Problem to solve
Repeat the material exactly, every line of it.

Data supplied
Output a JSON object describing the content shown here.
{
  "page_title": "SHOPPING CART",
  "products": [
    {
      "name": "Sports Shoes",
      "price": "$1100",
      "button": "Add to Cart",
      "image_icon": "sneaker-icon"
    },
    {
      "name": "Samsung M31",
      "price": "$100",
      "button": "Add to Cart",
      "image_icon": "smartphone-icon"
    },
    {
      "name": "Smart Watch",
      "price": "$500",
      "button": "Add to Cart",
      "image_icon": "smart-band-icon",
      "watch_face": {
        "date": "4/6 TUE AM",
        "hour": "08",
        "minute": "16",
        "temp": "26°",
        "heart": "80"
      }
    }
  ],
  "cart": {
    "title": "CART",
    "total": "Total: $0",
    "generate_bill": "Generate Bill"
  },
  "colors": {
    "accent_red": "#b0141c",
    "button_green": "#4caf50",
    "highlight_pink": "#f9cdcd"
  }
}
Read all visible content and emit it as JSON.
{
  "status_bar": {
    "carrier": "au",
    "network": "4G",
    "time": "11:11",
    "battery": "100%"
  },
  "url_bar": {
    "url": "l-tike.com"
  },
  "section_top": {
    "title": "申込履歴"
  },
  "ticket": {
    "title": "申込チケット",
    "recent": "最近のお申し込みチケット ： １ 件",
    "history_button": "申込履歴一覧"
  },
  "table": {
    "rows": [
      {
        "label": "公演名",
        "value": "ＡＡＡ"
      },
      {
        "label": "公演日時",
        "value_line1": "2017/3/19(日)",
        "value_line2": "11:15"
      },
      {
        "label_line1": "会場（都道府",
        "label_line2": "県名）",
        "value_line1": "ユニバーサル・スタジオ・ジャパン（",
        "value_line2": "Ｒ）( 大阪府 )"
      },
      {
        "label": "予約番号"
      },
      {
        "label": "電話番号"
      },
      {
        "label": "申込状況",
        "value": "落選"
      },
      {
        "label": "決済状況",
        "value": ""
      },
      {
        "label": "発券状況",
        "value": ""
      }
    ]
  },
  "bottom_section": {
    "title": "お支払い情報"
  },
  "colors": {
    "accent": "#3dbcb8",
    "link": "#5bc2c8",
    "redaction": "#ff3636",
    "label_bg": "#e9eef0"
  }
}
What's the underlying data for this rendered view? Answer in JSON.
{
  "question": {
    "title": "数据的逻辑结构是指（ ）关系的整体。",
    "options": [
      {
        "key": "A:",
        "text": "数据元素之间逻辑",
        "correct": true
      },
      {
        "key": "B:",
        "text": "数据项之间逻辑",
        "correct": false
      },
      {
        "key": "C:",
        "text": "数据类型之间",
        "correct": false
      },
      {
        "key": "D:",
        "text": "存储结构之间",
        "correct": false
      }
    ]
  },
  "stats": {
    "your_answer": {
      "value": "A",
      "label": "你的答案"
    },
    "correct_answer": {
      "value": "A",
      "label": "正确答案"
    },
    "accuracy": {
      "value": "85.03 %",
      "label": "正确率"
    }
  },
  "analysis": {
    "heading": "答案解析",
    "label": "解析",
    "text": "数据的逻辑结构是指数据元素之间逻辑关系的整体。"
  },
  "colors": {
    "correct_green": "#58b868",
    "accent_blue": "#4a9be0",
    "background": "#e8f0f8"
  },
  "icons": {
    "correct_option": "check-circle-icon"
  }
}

Written response
Output a JSON object describing the content shown here.
{
  "page_title": "SHOPPING CART",
  "products": [
    {
      "name": "Sports Shoes",
      "price": "$1100",
      "button": "Add to Cart",
      "image_icon": "sneaker-icon"
    },
    {
      "name": "Samsung M31",
      "price": "$100",
      "button": "Add to Cart",
      "image_icon": "smartphone-icon"
    },
    {
      "name": "Smart Watch",
      "price": "$500",
      "button": "Add to Cart",
      "image_icon": "smart-band-icon",
      "watch_face": {
        "date": "4/6 TUE AM",
        "hour": "08",
        "minute": "16",
        "temp": "26°",
        "heart": "80"
      }
    }
  ],
  "cart": {
    "title": "CART",
    "total": "Total: $0",
    "generate_bill": "Generate Bill"
  },
  "colors": {
    "accent_red": "#b0141c",
    "button_green": "#4caf50",
    "highlight_pink": "#f9cdcd"
  }
}
Read all visible content and emit it as JSON.
{
  "status_bar": {
    "carrier": "au",
    "network": "4G",
    "time": "11:11",
    "battery": "100%"
  },
  "url_bar": {
    "url": "l-tike.com"
  },
  "section_top": {
    "title": "申込履歴"
  },
  "ticket": {
    "title": "申込チケット",
    "recent": "最近のお申し込みチケット ： １ 件",
    "history_button": "申込履歴一覧"
  },
  "table": {
    "rows": [
      {
        "label": "公演名",
        "value": "ＡＡＡ"
      },
      {
        "label": "公演日時",
        "value_line1": "2017/3/19(日)",
        "value_line2": "11:15"
      },
      {
        "label_line1": "会場（都道府",
        "label_line2": "県名）",
        "value_line1": "ユニバーサル・スタジオ・ジャパン（",
        "value_line2": "Ｒ）( 大阪府 )"
      },
      {
        "label": "予約番号"
      },
      {
        "label": "電話番号"
      },
      {
        "label": "申込状況",
        "value": "落選"
      },
      {
        "label": "決済状況",
        "value": ""
      },
      {
        "label": "発券状況",
        "value": ""
      }
    ]
  },
  "bottom_section": {
    "title": "お支払い情報"
  },
  "colors": {
    "accent": "#3dbcb8",
    "link": "#5bc2c8",
    "redaction": "#ff3636",
    "label_bg": "#e9eef0"
  }
}
What's the underlying data for this rendered view? Answer in JSON.
{
  "question": {
    "title": "数据的逻辑结构是指（ ）关系的整体。",
    "options": [
      {
        "key": "A:",
        "text": "数据元素之间逻辑",
        "correct": true
      },
      {
        "key": "B:",
        "text": "数据项之间逻辑",
        "correct": false
      },
      {
        "key": "C:",
        "text": "数据类型之间",
        "correct": false
      },
      {
        "key": "D:",
        "text": "存储结构之间",
        "correct": false
      }
    ]
  },
  "stats": {
    "your_answer": {
      "value": "A",
      "label": "你的答案"
    },
    "correct_answer": {
      "value": "A",
      "label": "正确答案"
    },
    "accuracy": {
      "value": "85.03 %",
      "label": "正确率"
    }
  },
  "analysis": {
    "heading": "答案解析",
    "label": "解析",
    "text": "数据的逻辑结构是指数据元素之间逻辑关系的整体。"
  },
  "colors": {
    "correct_green": "#58b868",
    "accent_blue": "#4a9be0",
    "background": "#e8f0f8"
  },
  "icons": {
    "correct_option": "check-circle-icon"
  }
}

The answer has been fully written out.